Insiders at SoftBank appear redeemed after a string of earlier investments paid off. The likes of US food delivery company DoorDash, Indonesian ride-hailing app Grab and South Korean online retail business Coupang have gone public in the last year. SoftBank recorded a $37bn profit from the Vision Fund in the first quarter of 2021.
Rolf Bulk, an analyst at New Street Research, says the combination of more cash from successful investments and increased confidence as the WeWork debacle fades explains SoftBank’s newfound exuberance.
“That appetite for investments is again picking up and I think that’s partly driven by those stellar results of Vision Fund One,” Bulk says. “That really vindicated Masa’s approach when it comes to investing.”

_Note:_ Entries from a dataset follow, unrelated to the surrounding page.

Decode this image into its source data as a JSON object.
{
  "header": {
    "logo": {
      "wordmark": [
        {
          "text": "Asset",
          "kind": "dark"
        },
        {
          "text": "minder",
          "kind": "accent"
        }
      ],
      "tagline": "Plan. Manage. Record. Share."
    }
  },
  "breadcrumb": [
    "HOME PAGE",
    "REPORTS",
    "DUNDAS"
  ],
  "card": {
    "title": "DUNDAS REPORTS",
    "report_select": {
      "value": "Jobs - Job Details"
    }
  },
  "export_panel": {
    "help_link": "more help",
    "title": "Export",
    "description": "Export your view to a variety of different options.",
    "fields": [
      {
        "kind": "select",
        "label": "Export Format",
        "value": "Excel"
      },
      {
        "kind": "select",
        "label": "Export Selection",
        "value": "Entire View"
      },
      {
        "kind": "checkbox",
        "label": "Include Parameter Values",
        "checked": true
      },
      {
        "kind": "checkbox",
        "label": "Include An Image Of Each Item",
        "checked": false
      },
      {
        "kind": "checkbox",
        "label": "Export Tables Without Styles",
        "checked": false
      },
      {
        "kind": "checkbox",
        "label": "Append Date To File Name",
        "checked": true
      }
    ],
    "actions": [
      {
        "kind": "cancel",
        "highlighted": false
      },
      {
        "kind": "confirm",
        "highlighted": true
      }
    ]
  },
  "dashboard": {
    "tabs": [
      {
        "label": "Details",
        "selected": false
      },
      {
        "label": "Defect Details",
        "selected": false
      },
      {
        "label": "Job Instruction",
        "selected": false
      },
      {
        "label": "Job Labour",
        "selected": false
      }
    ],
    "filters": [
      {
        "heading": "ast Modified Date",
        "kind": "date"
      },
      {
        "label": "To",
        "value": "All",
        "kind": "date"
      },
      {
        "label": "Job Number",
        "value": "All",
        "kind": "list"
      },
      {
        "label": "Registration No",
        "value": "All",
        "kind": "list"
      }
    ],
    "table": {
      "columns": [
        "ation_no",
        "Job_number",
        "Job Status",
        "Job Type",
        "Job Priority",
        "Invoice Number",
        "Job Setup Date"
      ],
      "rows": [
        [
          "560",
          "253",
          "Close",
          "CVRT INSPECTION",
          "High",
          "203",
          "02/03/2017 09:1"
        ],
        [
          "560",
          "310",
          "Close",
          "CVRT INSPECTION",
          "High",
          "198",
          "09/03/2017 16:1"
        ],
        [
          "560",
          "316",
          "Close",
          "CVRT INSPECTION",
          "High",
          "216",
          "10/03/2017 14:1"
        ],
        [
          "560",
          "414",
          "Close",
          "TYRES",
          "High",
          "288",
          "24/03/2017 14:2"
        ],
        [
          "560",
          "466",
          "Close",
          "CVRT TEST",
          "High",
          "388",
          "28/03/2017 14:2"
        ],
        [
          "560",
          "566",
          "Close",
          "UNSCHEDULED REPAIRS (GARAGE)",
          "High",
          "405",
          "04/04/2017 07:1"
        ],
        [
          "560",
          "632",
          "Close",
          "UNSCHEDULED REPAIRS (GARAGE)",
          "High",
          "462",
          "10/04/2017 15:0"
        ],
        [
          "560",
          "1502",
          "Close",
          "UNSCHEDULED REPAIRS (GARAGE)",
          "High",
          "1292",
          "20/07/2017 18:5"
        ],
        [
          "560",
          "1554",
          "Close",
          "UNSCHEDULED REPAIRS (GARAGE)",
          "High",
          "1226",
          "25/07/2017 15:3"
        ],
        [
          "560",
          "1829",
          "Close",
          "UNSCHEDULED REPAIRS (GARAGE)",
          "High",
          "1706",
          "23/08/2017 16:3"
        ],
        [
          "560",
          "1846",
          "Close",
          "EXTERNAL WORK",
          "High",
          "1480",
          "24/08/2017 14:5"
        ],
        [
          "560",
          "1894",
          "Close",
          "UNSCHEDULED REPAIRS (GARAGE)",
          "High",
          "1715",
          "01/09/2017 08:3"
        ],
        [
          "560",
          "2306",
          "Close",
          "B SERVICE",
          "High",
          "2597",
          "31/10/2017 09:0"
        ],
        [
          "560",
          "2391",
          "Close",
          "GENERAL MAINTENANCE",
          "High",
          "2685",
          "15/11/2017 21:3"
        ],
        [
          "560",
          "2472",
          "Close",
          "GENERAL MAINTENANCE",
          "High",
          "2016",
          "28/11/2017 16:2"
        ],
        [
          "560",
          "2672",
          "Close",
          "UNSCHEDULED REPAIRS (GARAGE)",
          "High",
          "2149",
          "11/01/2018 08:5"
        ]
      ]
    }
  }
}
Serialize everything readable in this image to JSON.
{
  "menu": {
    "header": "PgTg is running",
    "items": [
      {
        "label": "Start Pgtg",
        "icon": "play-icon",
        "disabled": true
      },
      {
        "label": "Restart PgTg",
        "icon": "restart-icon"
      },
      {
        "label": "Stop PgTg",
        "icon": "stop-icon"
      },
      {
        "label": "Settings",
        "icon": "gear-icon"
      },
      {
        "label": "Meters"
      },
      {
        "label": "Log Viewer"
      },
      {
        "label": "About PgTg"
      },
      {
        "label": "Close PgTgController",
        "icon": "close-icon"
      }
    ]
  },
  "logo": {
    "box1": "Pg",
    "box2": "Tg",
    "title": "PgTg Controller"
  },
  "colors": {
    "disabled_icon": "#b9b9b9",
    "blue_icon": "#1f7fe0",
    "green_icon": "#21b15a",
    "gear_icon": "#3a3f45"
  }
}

Son is said to be more hands-on at the fund. SoftBank has sold much of its investments in US and Japanese telecoms networks and is in the process of selling British microchip company Arm to Nvidia, making the Vision Fund’s performance much more central to the Japanese giant.
Arm/Nvidia timeline (new)
But the company’s boss is known for his penchant for big bets, and the Vision Fund has made a handful of larger deals that suggest it has not lost all its vigour.
Earlier this month, the Vision Fund led a $580m investment in loss-making British fintech app Revolut. The round valued Revolut at $33bn, six times what it was valued at 18 months ago, and more than NatWest.
Martin Gilbert, Revolut’s chairman, said the company did not need the money, but that it would use it to fund growth – an echo of the big-spending strategy Son had encouraged with successes such as Alibaba and failures such as WeWork.
Martin Mignot, of venture capital firm Index Ventures and a former Revolut board member, says the company’s valuation is justified on the basis that it can become a “super app”, a single app combining finance, foreign exchange and new services, rather than just a bank.
SoftBank has made other substantial bets. In June, the Swedish buy-now-pay-later service Klarna was valued at $46bn in a $639m funding round led by the second Vision Fund, and earlier this month it put $1.7bn into Yanolja, a South Korean hotel booking site.
“The model is that some of their investments will fail, and some will be okay,” says Bulk. “But some will be blowout successes.”
If any of Son’s next wagers turn out to be another WeWork, that model may face more questions. But for now, SoftBank looks set to keep spending.